  5.2. Were data collectors blinded for outcomes assessment? (If outcome is measured using an objective test, such as a lab value, this criterion is assumed to be met.) N/A
  5.3. In cohort study or cross-sectional study, were measurements of outcomes and risk factors blinded? N/A
  5.4. In case control study, was case definition explicit and case ascertainment not influenced by exposure status? N/A
  5.5. In diagnostic study, were test results blinded to patient history and other test results? N/A
6. Were intervention/therapeutic regimens/exposure factor or procedure and any comparison(s) described in detail? Were interveningfactors described? Yes
  6.1. In RCT or other intervention trial, were protocols described for all regimens studied? N/A
  6.2. In observational study, were interventions, study settings, and clinicians/provider described? N/A
  6.3. Was the intensity and duration of the intervention or exposure factor sufficient to produce a meaningful effect? Yes
  6.4. Was the amount of exposure and, if relevant, subject/patient compliance measured? N/A
  6.5. Were co-interventions (e.g., ancillary treatments, other therapies) described? N/A
  6.6. Were extra or unplanned treatments described? N/A
  6.7. Was the information for 6.4, 6.5, and 6.6 assessed the same way for all groups? N/A
  6.8. In diagnostic study, were details of test administration and replication sufficient? N/A
7. Were outcomes clearly defined and the measurements valid and reliable? Yes
  7.1. Were primary and secondary endpoints described and relevant to the question? Yes
  7.2. Were nutrition measures appropriate to question and outcomes of concern? Yes
  7.3. Was the period of follow-up long enough for important outcome(s) to occur? N/A
  7.4. Were the observations and measurements based on standard, valid, and reliable data collection instruments/tests/procedures? Yes
  7.5. Was the measurement of effect at an appropriate level of precision? No
  7.6. Were other factors accounted for (measured) that could affect outcomes? Yes
  7.7. Were the measurements conducted consistently across groups? Yes
8. Was the statistical analysis appropriate for the study design and type of outcome indicators? Yes

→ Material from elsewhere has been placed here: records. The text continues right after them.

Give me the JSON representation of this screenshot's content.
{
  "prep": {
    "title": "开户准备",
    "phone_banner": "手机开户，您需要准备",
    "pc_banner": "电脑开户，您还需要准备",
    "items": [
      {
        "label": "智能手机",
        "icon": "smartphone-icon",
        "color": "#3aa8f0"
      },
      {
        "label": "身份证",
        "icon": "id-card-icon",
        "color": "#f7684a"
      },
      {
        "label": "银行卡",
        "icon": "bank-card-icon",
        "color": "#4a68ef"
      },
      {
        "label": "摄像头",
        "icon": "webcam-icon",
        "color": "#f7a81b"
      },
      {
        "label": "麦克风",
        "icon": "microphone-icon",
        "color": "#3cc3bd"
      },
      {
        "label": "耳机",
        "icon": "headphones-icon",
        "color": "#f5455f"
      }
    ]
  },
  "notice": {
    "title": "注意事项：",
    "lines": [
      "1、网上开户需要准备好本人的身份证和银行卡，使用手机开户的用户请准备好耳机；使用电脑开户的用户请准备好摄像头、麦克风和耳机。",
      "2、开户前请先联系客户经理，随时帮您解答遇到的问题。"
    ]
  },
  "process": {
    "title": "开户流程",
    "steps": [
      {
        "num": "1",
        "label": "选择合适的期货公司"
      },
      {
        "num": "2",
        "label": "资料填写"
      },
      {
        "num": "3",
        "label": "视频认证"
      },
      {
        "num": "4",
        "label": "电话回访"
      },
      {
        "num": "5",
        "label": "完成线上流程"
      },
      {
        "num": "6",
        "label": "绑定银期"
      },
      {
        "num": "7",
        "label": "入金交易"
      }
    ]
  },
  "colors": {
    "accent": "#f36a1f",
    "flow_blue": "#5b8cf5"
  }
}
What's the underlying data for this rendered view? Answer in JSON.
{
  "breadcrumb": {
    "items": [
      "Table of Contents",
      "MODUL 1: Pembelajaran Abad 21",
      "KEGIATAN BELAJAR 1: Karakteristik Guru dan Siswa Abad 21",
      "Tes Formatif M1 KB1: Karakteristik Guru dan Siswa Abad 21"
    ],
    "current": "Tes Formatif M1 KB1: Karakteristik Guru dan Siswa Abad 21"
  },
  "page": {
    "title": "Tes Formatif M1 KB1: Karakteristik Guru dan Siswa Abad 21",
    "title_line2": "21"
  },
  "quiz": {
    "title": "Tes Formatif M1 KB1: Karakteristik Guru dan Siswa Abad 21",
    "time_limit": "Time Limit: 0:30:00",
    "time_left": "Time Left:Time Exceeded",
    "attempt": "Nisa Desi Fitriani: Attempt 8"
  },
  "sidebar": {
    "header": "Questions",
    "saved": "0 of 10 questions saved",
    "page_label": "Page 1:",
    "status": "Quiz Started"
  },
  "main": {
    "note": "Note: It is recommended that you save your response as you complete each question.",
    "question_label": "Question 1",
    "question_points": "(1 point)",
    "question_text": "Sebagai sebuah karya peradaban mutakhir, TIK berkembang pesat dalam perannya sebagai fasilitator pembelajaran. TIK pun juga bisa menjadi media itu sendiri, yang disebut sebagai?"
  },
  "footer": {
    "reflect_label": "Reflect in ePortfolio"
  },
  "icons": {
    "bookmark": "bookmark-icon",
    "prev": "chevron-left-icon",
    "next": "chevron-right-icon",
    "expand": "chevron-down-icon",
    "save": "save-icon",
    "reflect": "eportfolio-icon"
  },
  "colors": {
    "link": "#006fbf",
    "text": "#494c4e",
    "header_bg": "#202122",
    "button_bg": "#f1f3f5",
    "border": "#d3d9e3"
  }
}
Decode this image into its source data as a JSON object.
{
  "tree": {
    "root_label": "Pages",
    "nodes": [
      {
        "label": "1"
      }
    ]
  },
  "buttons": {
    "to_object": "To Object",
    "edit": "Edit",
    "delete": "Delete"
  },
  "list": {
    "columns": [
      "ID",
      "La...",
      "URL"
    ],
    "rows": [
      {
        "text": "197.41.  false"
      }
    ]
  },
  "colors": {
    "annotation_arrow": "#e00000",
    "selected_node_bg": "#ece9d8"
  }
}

  8.1. Were statistical analyses adequately described and the results reported appropriately? N/A
  8.2. Were correct statistical tests used and assumptions of test not violated? N/A
  8.3. Were statistics reported with levels of significance and/or confidence intervals? N/A

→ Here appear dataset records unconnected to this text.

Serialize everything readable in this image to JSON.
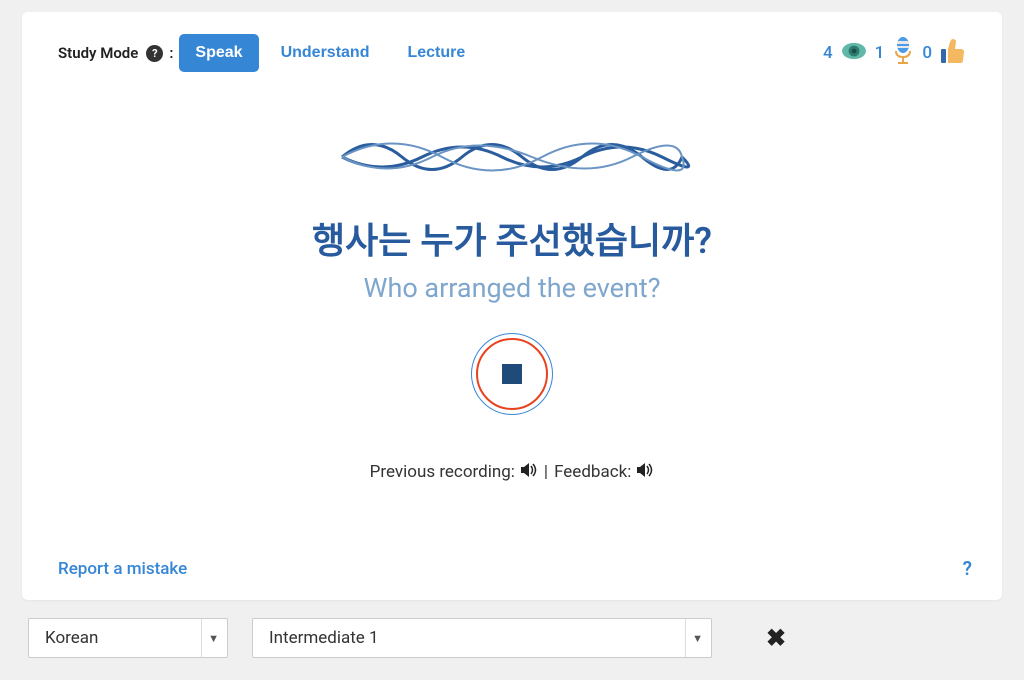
{
  "header": {
    "mode_label": "Study Mode",
    "colon": ":",
    "modes": {
      "speak": "Speak",
      "understand": "Understand",
      "lecture": "Lecture"
    }
  },
  "stats": {
    "views": "4",
    "speaks": "1",
    "likes": "0"
  },
  "content": {
    "target": "행사는 누가 주선했습니까?",
    "translation": "Who arranged the event?"
  },
  "playback": {
    "prev_label": "Previous recording:",
    "sep": " | ",
    "feedback_label": "Feedback:"
  },
  "footer": {
    "report": "Report a mistake",
    "help": "?"
  },
  "bottom": {
    "language": "Korean",
    "level": "Intermediate 1"
  }
}
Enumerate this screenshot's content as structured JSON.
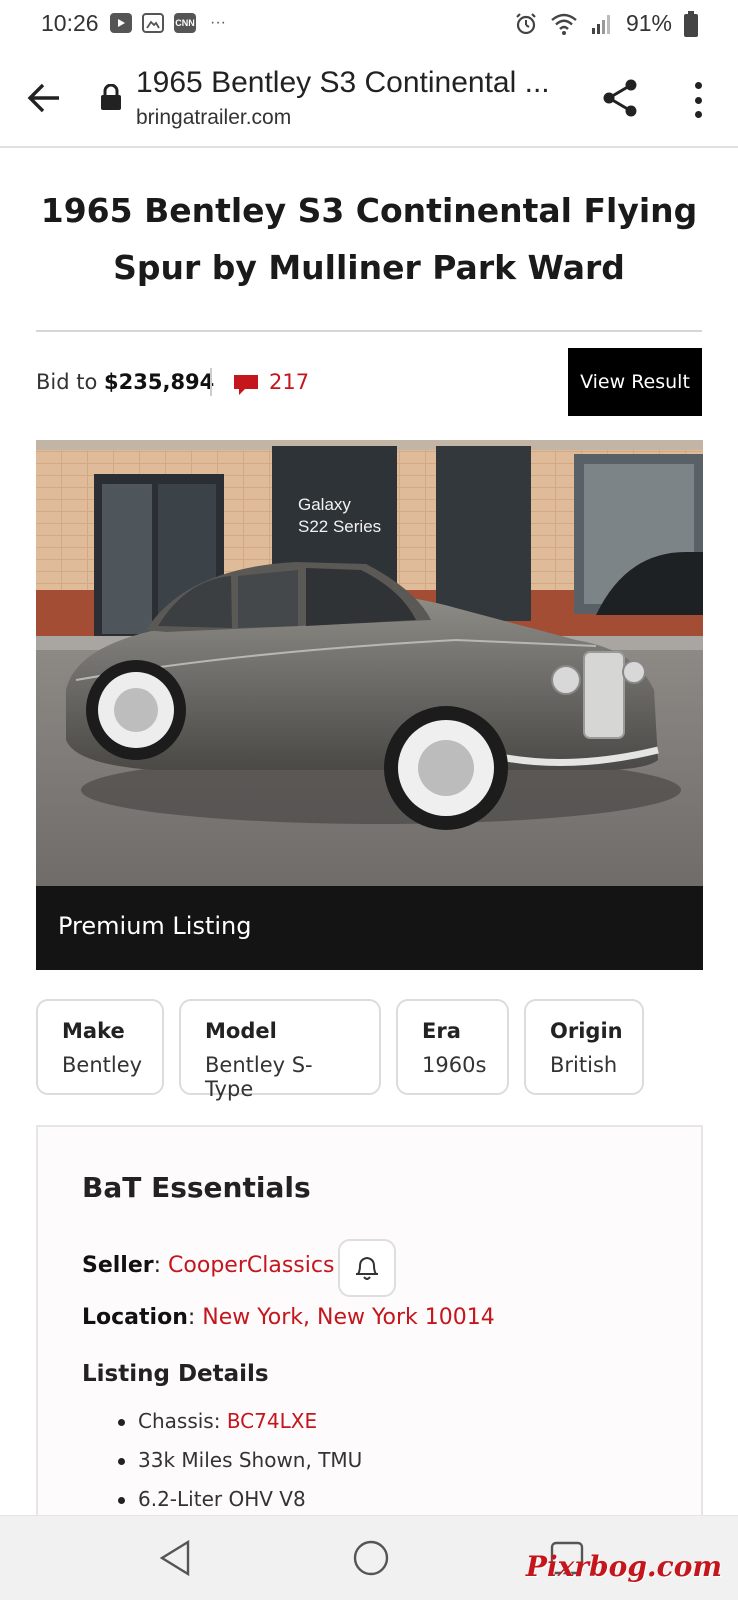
{
  "status_bar": {
    "time": "10:26",
    "notification_icons": [
      "youtube-icon",
      "gallery-icon",
      "cnn-icon"
    ],
    "cnn_label": "CNN",
    "more_notifications": "···",
    "battery": "91%"
  },
  "browser": {
    "page_title": "1965 Bentley S3 Continental ...",
    "domain": "bringatrailer.com"
  },
  "listing": {
    "title": "1965 Bentley S3 Continental Flying Spur by Mulliner Park Ward",
    "bid_prefix": "Bid to ",
    "bid_amount": "$235,894",
    "comment_count": "217",
    "view_result_label": "View Result",
    "premium_label": "Premium Listing",
    "photo_signage": [
      "Galaxy",
      "S22 Series"
    ]
  },
  "facts": [
    {
      "key": "Make",
      "value": "Bentley"
    },
    {
      "key": "Model",
      "value": "Bentley S-Type"
    },
    {
      "key": "Era",
      "value": "1960s"
    },
    {
      "key": "Origin",
      "value": "British"
    }
  ],
  "essentials": {
    "title": "BaT Essentials",
    "seller_label": "Seller",
    "seller_name": "CooperClassics",
    "location_label": "Location",
    "location_value": "New York, New York 10014",
    "details_title": "Listing Details",
    "chassis_label": "Chassis: ",
    "chassis_value": "BC74LXE",
    "details": [
      "33k Miles Shown, TMU",
      "6.2-Liter OHV V8"
    ]
  },
  "watermark": "Pixrbog.com",
  "colors": {
    "accent_red": "#c4161c",
    "premium_bar": "#141414"
  }
}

  8.4. Was "intent to treat" analysis of outcomes done (and as appropriate, was there an analysis of outcomes for those maximally exposed or a dose-response analysis)? N/A
  8.5. Were adequate adjustments made for effects of confounding factors that might have affected the outcomes (e.g., multivariate analyses)? N/A
  8.6. Was clinical significance as well as statistical significance reported? N/A
  8.7. If negative findings, was a power calculation reported to address type 2 error? N/A
9. Are conclusions supported by results with biases and limitations taken into consideration? Yes
  9.1. Is there a discussion of findings? N/A
  9.2. Are biases and study limitations identified and discussed? N/A
10. Is bias due to study's funding or sponsorship unlikely? Yes
  10.1. Were sources of funding and investigators' affiliations described? N/A
  10.2. Was the study free from apparent conflict of interest? N/A